LOS ANGELES, Sept. 25 (UPI) -- Hollywood filmmaker John McTiernan has been sentenced to four months in prison for lying to the FBI, the Los Angeles Times said Tuesday.
The charge stems from the government's investigation of private detective Anthony Pellicano, who is among six people scheduled to be tried for alleged wiretapping, conspiracy, racketeering and other alleged crimes in February.
U.S. District Judge Dale S. Fischer on Monday sentenced McTiernan to four months in jail for lying to the FBI about hiring Pellicano, then showing a lack of remorse for doing so.
Fischer also denied the director’s request to withdraw his guilty plea.
McTiernan, who directed "Die Hard" and "Predator," is the first major Hollywood player to be sentenced in the high-profile case.

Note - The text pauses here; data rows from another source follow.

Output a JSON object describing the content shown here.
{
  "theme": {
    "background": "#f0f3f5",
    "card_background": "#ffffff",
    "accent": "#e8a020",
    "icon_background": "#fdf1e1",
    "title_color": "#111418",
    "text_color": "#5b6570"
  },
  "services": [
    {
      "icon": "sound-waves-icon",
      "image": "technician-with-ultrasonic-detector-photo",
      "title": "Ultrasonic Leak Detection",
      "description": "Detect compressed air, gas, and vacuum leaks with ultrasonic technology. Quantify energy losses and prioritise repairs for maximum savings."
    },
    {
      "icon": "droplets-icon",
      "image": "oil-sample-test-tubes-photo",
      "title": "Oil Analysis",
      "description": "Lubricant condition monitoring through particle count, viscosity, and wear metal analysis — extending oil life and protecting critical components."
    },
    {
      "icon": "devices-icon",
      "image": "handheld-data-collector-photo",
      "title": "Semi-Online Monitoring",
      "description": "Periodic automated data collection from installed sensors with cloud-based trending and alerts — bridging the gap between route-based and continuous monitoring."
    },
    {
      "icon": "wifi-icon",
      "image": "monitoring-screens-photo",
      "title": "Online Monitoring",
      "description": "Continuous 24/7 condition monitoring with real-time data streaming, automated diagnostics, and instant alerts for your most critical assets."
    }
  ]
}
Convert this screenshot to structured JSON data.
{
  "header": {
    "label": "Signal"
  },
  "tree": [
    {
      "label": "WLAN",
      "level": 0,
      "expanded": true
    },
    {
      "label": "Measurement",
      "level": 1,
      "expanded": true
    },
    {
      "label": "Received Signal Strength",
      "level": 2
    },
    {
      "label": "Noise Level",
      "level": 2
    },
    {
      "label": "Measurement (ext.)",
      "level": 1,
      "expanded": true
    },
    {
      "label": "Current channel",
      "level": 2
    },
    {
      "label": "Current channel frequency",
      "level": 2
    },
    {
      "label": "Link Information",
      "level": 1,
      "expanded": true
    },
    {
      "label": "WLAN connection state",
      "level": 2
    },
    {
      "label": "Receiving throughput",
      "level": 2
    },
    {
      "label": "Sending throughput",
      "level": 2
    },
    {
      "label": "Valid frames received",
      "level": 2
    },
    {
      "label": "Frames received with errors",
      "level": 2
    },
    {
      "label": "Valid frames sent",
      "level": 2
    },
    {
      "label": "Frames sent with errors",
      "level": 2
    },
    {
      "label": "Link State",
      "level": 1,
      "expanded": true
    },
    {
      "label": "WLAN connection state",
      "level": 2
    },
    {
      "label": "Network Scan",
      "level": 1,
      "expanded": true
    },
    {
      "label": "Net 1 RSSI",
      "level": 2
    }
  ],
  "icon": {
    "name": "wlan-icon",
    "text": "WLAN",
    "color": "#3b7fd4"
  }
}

McTiernan last year admitted he paid Pellicano $50,000 to spy on producer Charles Roven after their collaboration on the 2002 film flop "Rollerball."
The director also confessed he misled an FBI agent who asked him about Pellicano.
McTiernan was ordered to surrender his passport and turn himself in to authorities by Jan. 15 to begin his sentence, the Times said.